Segment Start: Data shown

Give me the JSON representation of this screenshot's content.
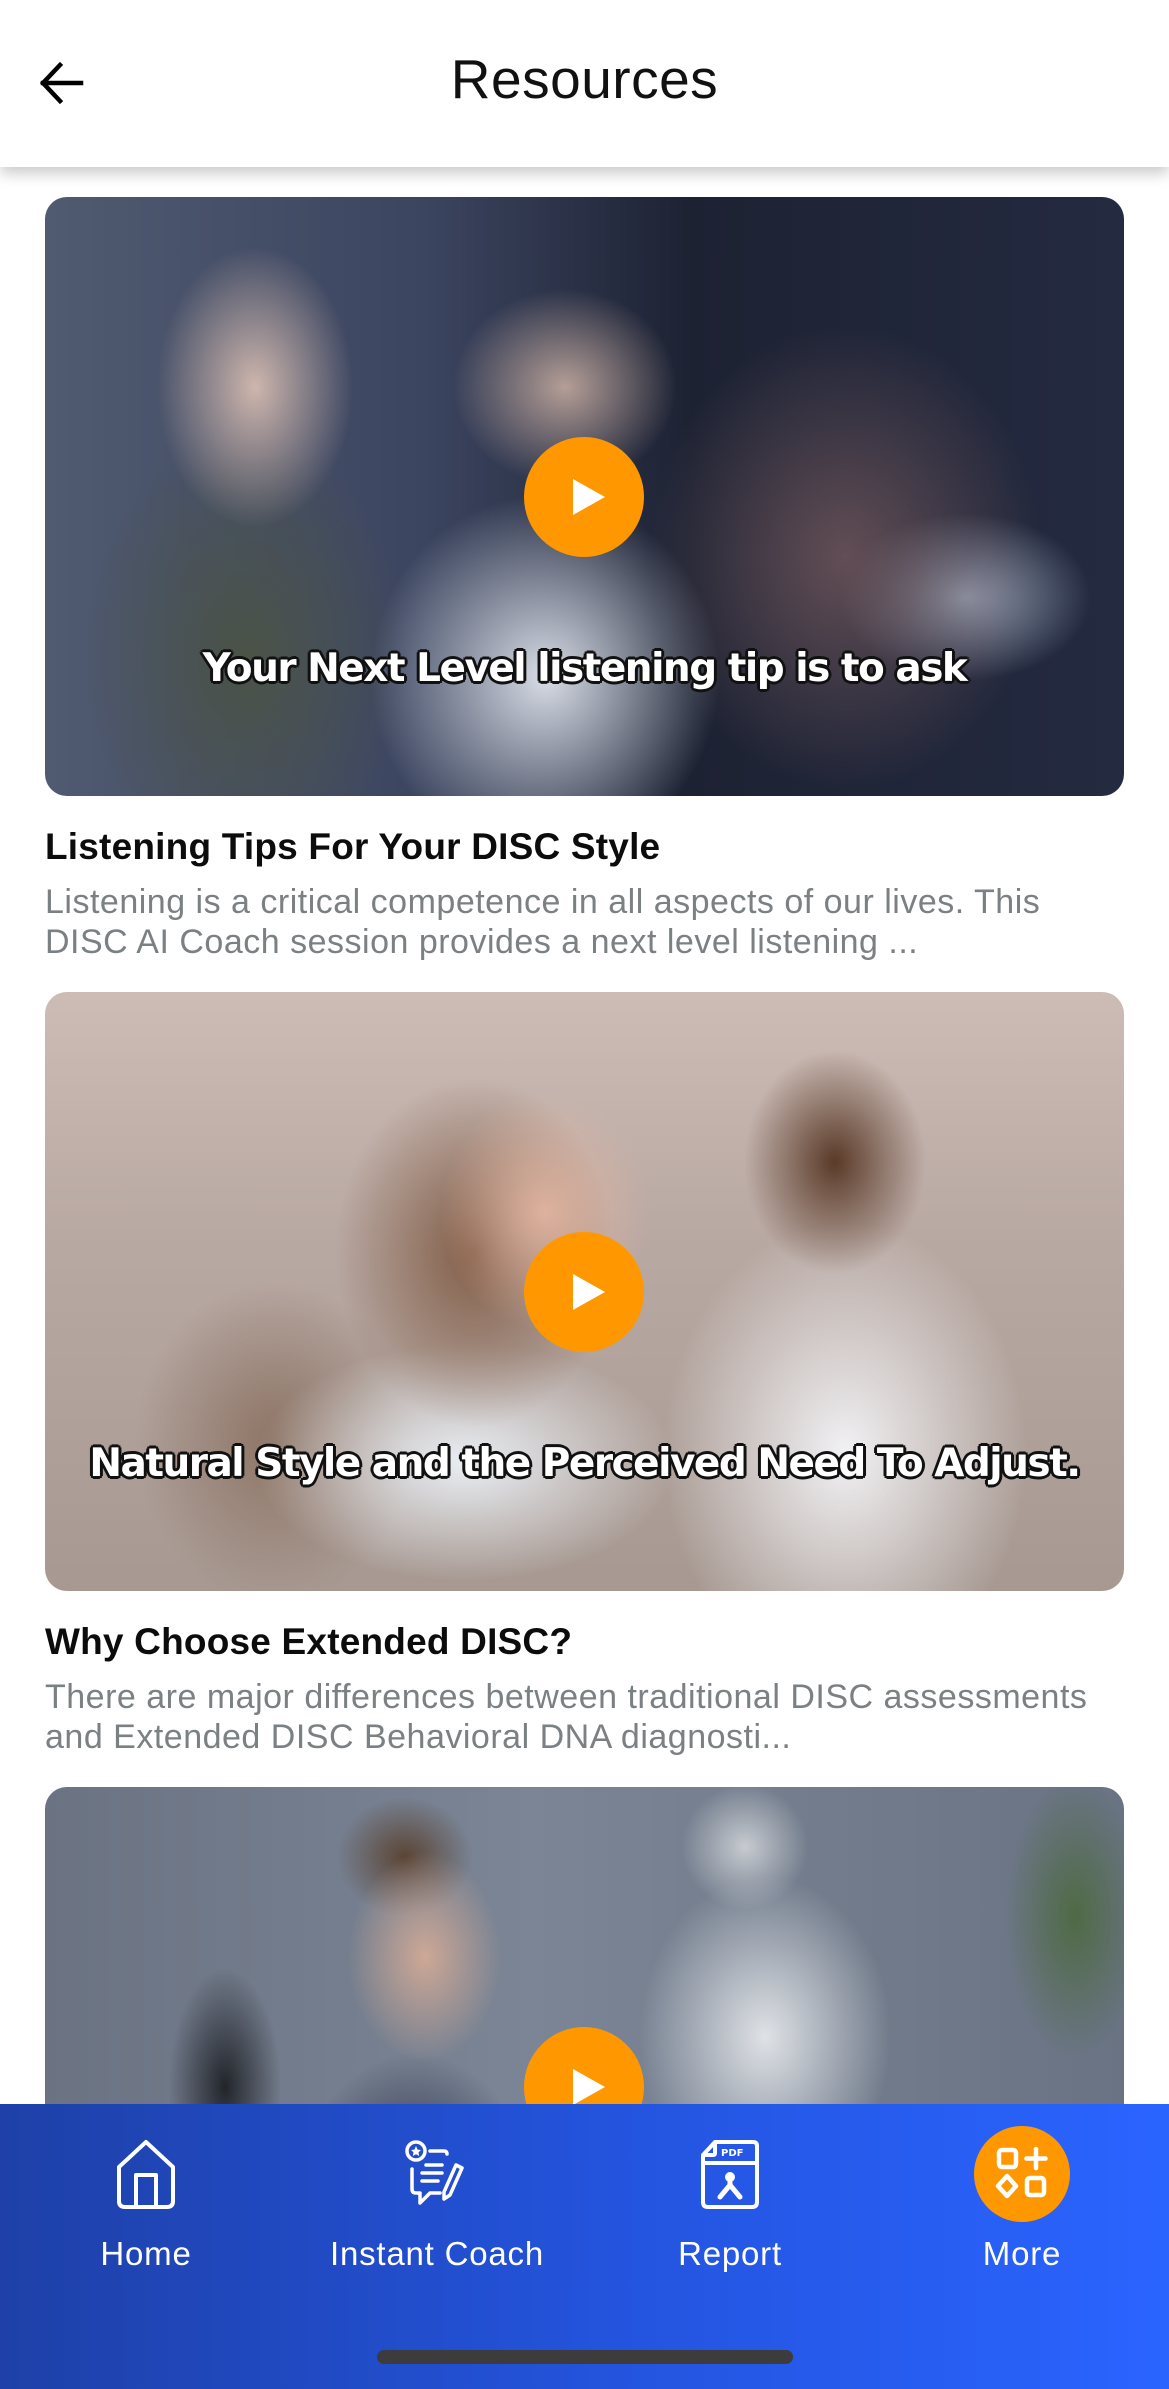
{
  "header": {
    "title": "Resources",
    "back_icon": "arrow-left-icon"
  },
  "resources": [
    {
      "title": "Listening Tips For Your DISC Style",
      "description": "Listening is a critical competence in all aspects of our lives. This DISC AI Coach session provides a next level listening ...",
      "thumbnail_caption": "Your Next Level listening tip is to ask",
      "play_icon": "play-icon"
    },
    {
      "title": "Why Choose Extended DISC?",
      "description": "There are major differences between traditional DISC assessments and Extended DISC Behavioral DNA diagnosti...",
      "thumbnail_caption": "Natural Style and the Perceived Need To Adjust.",
      "play_icon": "play-icon"
    },
    {
      "title": "",
      "description": "",
      "thumbnail_caption": "",
      "play_icon": "play-icon"
    }
  ],
  "bottom_nav": {
    "items": [
      {
        "label": "Home",
        "icon": "home-icon",
        "active": false
      },
      {
        "label": "Instant Coach",
        "icon": "coach-chat-icon",
        "active": false
      },
      {
        "label": "Report",
        "icon": "pdf-report-icon",
        "active": false
      },
      {
        "label": "More",
        "icon": "more-apps-icon",
        "active": true
      }
    ]
  },
  "colors": {
    "accent": "#ff9800",
    "nav_gradient_start": "#1e40a8",
    "nav_gradient_end": "#2a64ff",
    "title_text": "#0c0c0c",
    "description_text": "#7b8083"
  }
}
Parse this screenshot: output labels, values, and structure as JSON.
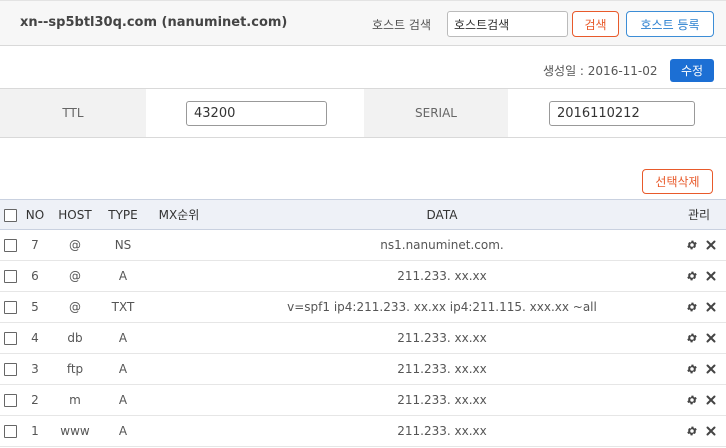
{
  "header": {
    "domain": "xn--sp5btl30q.com (nanuminet.com)",
    "search_label": "호스트 검색",
    "search_placeholder": "호스트검색",
    "search_button": "검색",
    "register_button": "호스트 등록"
  },
  "meta": {
    "created_text": "생성일 : 2016-11-02",
    "edit_button": "수정"
  },
  "soa": {
    "ttl_label": "TTL",
    "ttl_value": "43200",
    "serial_label": "SERIAL",
    "serial_value": "2016110212"
  },
  "actions": {
    "delete_selected": "선택삭제"
  },
  "table": {
    "headers": {
      "no": "NO",
      "host": "HOST",
      "type": "TYPE",
      "mx": "MX순위",
      "data": "DATA",
      "manage": "관리"
    },
    "rows": [
      {
        "no": "7",
        "host": "@",
        "type": "NS",
        "mx": "",
        "data": "ns1.nanuminet.com."
      },
      {
        "no": "6",
        "host": "@",
        "type": "A",
        "mx": "",
        "data": "211.233. xx.xx"
      },
      {
        "no": "5",
        "host": "@",
        "type": "TXT",
        "mx": "",
        "data": "v=spf1 ip4:211.233. xx.xx ip4:211.115. xxx.xx ~all"
      },
      {
        "no": "4",
        "host": "db",
        "type": "A",
        "mx": "",
        "data": "211.233. xx.xx"
      },
      {
        "no": "3",
        "host": "ftp",
        "type": "A",
        "mx": "",
        "data": "211.233. xx.xx"
      },
      {
        "no": "2",
        "host": "m",
        "type": "A",
        "mx": "",
        "data": "211.233. xx.xx"
      },
      {
        "no": "1",
        "host": "www",
        "type": "A",
        "mx": "",
        "data": "211.233. xx.xx"
      }
    ]
  },
  "icons": {
    "settings": "gear-icon",
    "delete": "close-icon"
  },
  "colors": {
    "accent_orange": "#e85a2b",
    "accent_blue": "#1c6fd4",
    "header_bg": "#eef1f7"
  }
}
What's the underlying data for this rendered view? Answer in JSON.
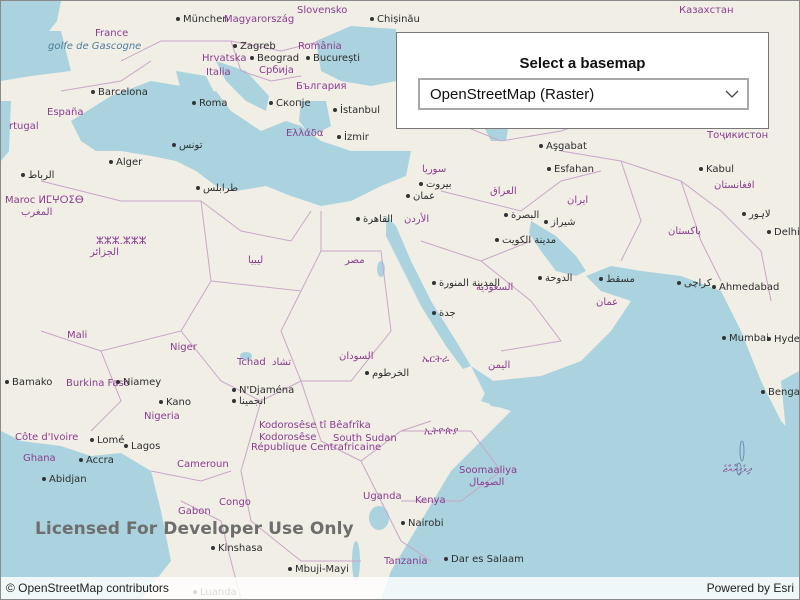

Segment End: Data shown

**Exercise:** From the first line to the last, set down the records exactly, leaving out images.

**Completed task:**
Give me the JSON representation of this screenshot's content.
{
  "header": {
    "title": "Resources",
    "back_icon": "arrow-left-icon"
  },
  "resources": [
    {
      "title": "Listening Tips For Your DISC Style",
      "description": "Listening is a critical competence in all aspects of our lives. This DISC AI Coach session provides a next level listening ...",
      "thumbnail_caption": "Your Next Level listening tip is to ask",
      "play_icon": "play-icon"
    },
    {
      "title": "Why Choose Extended DISC?",
      "description": "There are major differences between traditional DISC assessments and Extended DISC Behavioral DNA diagnosti...",
      "thumbnail_caption": "Natural Style and the Perceived Need To Adjust.",
      "play_icon": "play-icon"
    },
    {
      "title": "",
      "description": "",
      "thumbnail_caption": "",
      "play_icon": "play-icon"
    }
  ],
  "bottom_nav": {
    "items": [
      {
        "label": "Home",
        "icon": "home-icon",
        "active": false
      },
      {
        "label": "Instant Coach",
        "icon": "coach-chat-icon",
        "active": false
      },
      {
        "label": "Report",
        "icon": "pdf-report-icon",
        "active": false
      },
      {
        "label": "More",
        "icon": "more-apps-icon",
        "active": true
      }
    ]
  },
  "colors": {
    "accent": "#ff9800",
    "nav_gradient_start": "#1e40a8",
    "nav_gradient_end": "#2a64ff",
    "title_text": "#0c0c0c",
    "description_text": "#7b8083"
  }
}
Parse this screenshot: output labels, values, and structure as JSON.
{
  "header": {
    "domain": "xn--sp5btl30q.com (nanuminet.com)",
    "search_label": "호스트 검색",
    "search_placeholder": "호스트검색",
    "search_button": "검색",
    "register_button": "호스트 등록"
  },
  "meta": {
    "created_text": "생성일 : 2016-11-02",
    "edit_button": "수정"
  },
  "soa": {
    "ttl_label": "TTL",
    "ttl_value": "43200",
    "serial_label": "SERIAL",
    "serial_value": "2016110212"
  },
  "actions": {
    "delete_selected": "선택삭제"
  },
  "table": {
    "headers": {
      "no": "NO",
      "host": "HOST",
      "type": "TYPE",
      "mx": "MX순위",
      "data": "DATA",
      "manage": "관리"
    },
    "rows": [
      {
        "no": "7",
        "host": "@",
        "type": "NS",
        "mx": "",
        "data": "ns1.nanuminet.com."
      },
      {
        "no": "6",
        "host": "@",
        "type": "A",
        "mx": "",
        "data": "211.233. xx.xx"
      },
      {
        "no": "5",
        "host": "@",
        "type": "TXT",
        "mx": "",
        "data": "v=spf1 ip4:211.233. xx.xx ip4:211.115. xxx.xx ~all"
      },
      {
        "no": "4",
        "host": "db",
        "type": "A",
        "mx": "",
        "data": "211.233. xx.xx"
      },
      {
        "no": "3",
        "host": "ftp",
        "type": "A",
        "mx": "",
        "data": "211.233. xx.xx"
      },
      {
        "no": "2",
        "host": "m",
        "type": "A",
        "mx": "",
        "data": "211.233. xx.xx"
      },
      {
        "no": "1",
        "host": "www",
        "type": "A",
        "mx": "",
        "data": "211.233. xx.xx"
      }
    ]
  },
  "icons": {
    "settings": "gear-icon",
    "delete": "close-icon"
  },
  "colors": {
    "accent_orange": "#e85a2b",
    "accent_blue": "#1c6fd4",
    "header_bg": "#eef1f7"
  }
}
What's the underlying data for this rendered view? Answer in JSON.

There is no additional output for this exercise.